- **DIRECTIONS**
Images are to be left out; everything else in the listing should be repeated exactly.

-.-.-

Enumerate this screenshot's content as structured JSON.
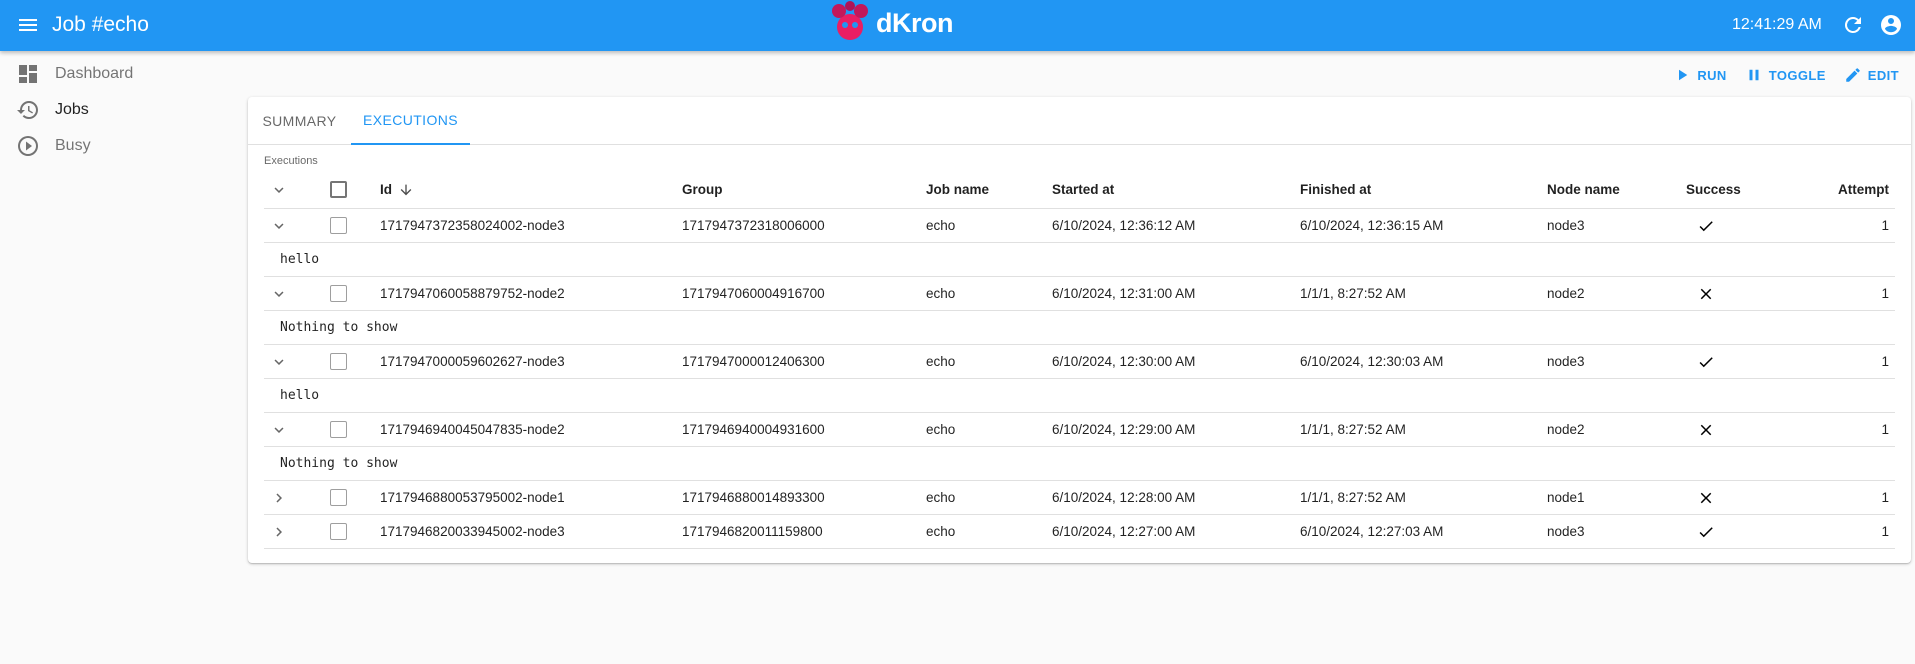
{
  "appbar": {
    "title": "Job #echo",
    "logo_text": "dKron",
    "time": "12:41:29 AM"
  },
  "sidebar": {
    "items": [
      {
        "label": "Dashboard",
        "icon": "dashboard-icon"
      },
      {
        "label": "Jobs",
        "icon": "history-icon"
      },
      {
        "label": "Busy",
        "icon": "play-circle-icon"
      }
    ]
  },
  "actions": {
    "run": "RUN",
    "toggle": "TOGGLE",
    "edit": "EDIT"
  },
  "tabs": [
    {
      "label": "SUMMARY",
      "active": false
    },
    {
      "label": "EXECUTIONS",
      "active": true
    }
  ],
  "executions": {
    "section_label": "Executions",
    "headers": {
      "id": "Id",
      "group": "Group",
      "job_name": "Job name",
      "started_at": "Started at",
      "finished_at": "Finished at",
      "node_name": "Node name",
      "success": "Success",
      "attempt": "Attempt"
    },
    "rows": [
      {
        "id": "1717947372358024002-node3",
        "group": "1717947372318006000",
        "job_name": "echo",
        "started_at": "6/10/2024, 12:36:12 AM",
        "finished_at": "6/10/2024, 12:36:15 AM",
        "node_name": "node3",
        "success": true,
        "attempt": "1",
        "expanded": true,
        "output": "hello"
      },
      {
        "id": "1717947060058879752-node2",
        "group": "1717947060004916700",
        "job_name": "echo",
        "started_at": "6/10/2024, 12:31:00 AM",
        "finished_at": "1/1/1, 8:27:52 AM",
        "node_name": "node2",
        "success": false,
        "attempt": "1",
        "expanded": true,
        "output": "Nothing to show"
      },
      {
        "id": "1717947000059602627-node3",
        "group": "1717947000012406300",
        "job_name": "echo",
        "started_at": "6/10/2024, 12:30:00 AM",
        "finished_at": "6/10/2024, 12:30:03 AM",
        "node_name": "node3",
        "success": true,
        "attempt": "1",
        "expanded": true,
        "output": "hello"
      },
      {
        "id": "1717946940045047835-node2",
        "group": "1717946940004931600",
        "job_name": "echo",
        "started_at": "6/10/2024, 12:29:00 AM",
        "finished_at": "1/1/1, 8:27:52 AM",
        "node_name": "node2",
        "success": false,
        "attempt": "1",
        "expanded": true,
        "output": "Nothing to show"
      },
      {
        "id": "1717946880053795002-node1",
        "group": "1717946880014893300",
        "job_name": "echo",
        "started_at": "6/10/2024, 12:28:00 AM",
        "finished_at": "1/1/1, 8:27:52 AM",
        "node_name": "node1",
        "success": false,
        "attempt": "1",
        "expanded": false,
        "output": ""
      },
      {
        "id": "1717946820033945002-node3",
        "group": "1717946820011159800",
        "job_name": "echo",
        "started_at": "6/10/2024, 12:27:00 AM",
        "finished_at": "6/10/2024, 12:27:03 AM",
        "node_name": "node3",
        "success": true,
        "attempt": "1",
        "expanded": false,
        "output": ""
      }
    ]
  },
  "colors": {
    "primary": "#2196f3",
    "logo_pink": "#e91e63"
  }
}
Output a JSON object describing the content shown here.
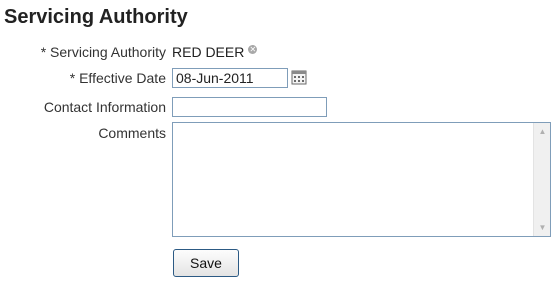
{
  "page": {
    "title": "Servicing Authority"
  },
  "form": {
    "servicing_authority": {
      "label": "* Servicing Authority",
      "value": "RED DEER",
      "clear_icon": "clear-icon"
    },
    "effective_date": {
      "label": "* Effective Date",
      "value": "08-Jun-2011",
      "icon": "calendar-icon"
    },
    "contact_information": {
      "label": "Contact Information",
      "value": ""
    },
    "comments": {
      "label": "Comments",
      "value": ""
    }
  },
  "actions": {
    "save_label": "Save"
  },
  "colors": {
    "input_border": "#7f9db9",
    "button_border": "#2c5a84",
    "text": "#222222"
  }
}
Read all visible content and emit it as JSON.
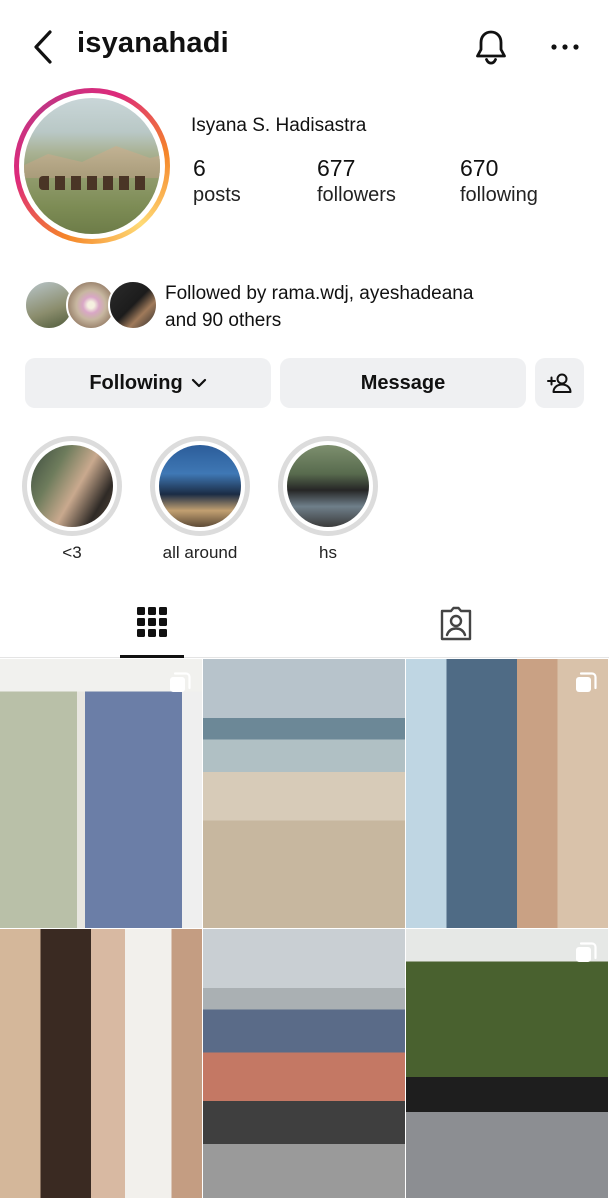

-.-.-

- **WRITTEN RESPONSE**
Enumerate this screenshot's content as structured JSON.
{
  "appbar": {
    "title": "Job #echo",
    "logo_text": "dKron",
    "time": "12:41:29 AM"
  },
  "sidebar": {
    "items": [
      {
        "label": "Dashboard",
        "icon": "dashboard-icon"
      },
      {
        "label": "Jobs",
        "icon": "history-icon"
      },
      {
        "label": "Busy",
        "icon": "play-circle-icon"
      }
    ]
  },
  "actions": {
    "run": "RUN",
    "toggle": "TOGGLE",
    "edit": "EDIT"
  },
  "tabs": [
    {
      "label": "SUMMARY",
      "active": false
    },
    {
      "label": "EXECUTIONS",
      "active": true
    }
  ],
  "executions": {
    "section_label": "Executions",
    "headers": {
      "id": "Id",
      "group": "Group",
      "job_name": "Job name",
      "started_at": "Started at",
      "finished_at": "Finished at",
      "node_name": "Node name",
      "success": "Success",
      "attempt": "Attempt"
    },
    "rows": [
      {
        "id": "1717947372358024002-node3",
        "group": "1717947372318006000",
        "job_name": "echo",
        "started_at": "6/10/2024, 12:36:12 AM",
        "finished_at": "6/10/2024, 12:36:15 AM",
        "node_name": "node3",
        "success": true,
        "attempt": "1",
        "expanded": true,
        "output": "hello"
      },
      {
        "id": "1717947060058879752-node2",
        "group": "1717947060004916700",
        "job_name": "echo",
        "started_at": "6/10/2024, 12:31:00 AM",
        "finished_at": "1/1/1, 8:27:52 AM",
        "node_name": "node2",
        "success": false,
        "attempt": "1",
        "expanded": true,
        "output": "Nothing to show"
      },
      {
        "id": "1717947000059602627-node3",
        "group": "1717947000012406300",
        "job_name": "echo",
        "started_at": "6/10/2024, 12:30:00 AM",
        "finished_at": "6/10/2024, 12:30:03 AM",
        "node_name": "node3",
        "success": true,
        "attempt": "1",
        "expanded": true,
        "output": "hello"
      },
      {
        "id": "1717946940045047835-node2",
        "group": "1717946940004931600",
        "job_name": "echo",
        "started_at": "6/10/2024, 12:29:00 AM",
        "finished_at": "1/1/1, 8:27:52 AM",
        "node_name": "node2",
        "success": false,
        "attempt": "1",
        "expanded": true,
        "output": "Nothing to show"
      },
      {
        "id": "1717946880053795002-node1",
        "group": "1717946880014893300",
        "job_name": "echo",
        "started_at": "6/10/2024, 12:28:00 AM",
        "finished_at": "1/1/1, 8:27:52 AM",
        "node_name": "node1",
        "success": false,
        "attempt": "1",
        "expanded": false,
        "output": ""
      },
      {
        "id": "1717946820033945002-node3",
        "group": "1717946820011159800",
        "job_name": "echo",
        "started_at": "6/10/2024, 12:27:00 AM",
        "finished_at": "6/10/2024, 12:27:03 AM",
        "node_name": "node3",
        "success": true,
        "attempt": "1",
        "expanded": false,
        "output": ""
      }
    ]
  },
  "colors": {
    "primary": "#2196f3",
    "logo_pink": "#e91e63"
  }
}
Output a JSON object describing the content shown here.
{
  "page": {
    "title": "Servicing Authority"
  },
  "form": {
    "servicing_authority": {
      "label": "* Servicing Authority",
      "value": "RED DEER",
      "clear_icon": "clear-icon"
    },
    "effective_date": {
      "label": "* Effective Date",
      "value": "08-Jun-2011",
      "icon": "calendar-icon"
    },
    "contact_information": {
      "label": "Contact Information",
      "value": ""
    },
    "comments": {
      "label": "Comments",
      "value": ""
    }
  },
  "actions": {
    "save_label": "Save"
  },
  "colors": {
    "input_border": "#7f9db9",
    "button_border": "#2c5a84",
    "text": "#222222"
  }
}
Read all visible content and emit it as JSON.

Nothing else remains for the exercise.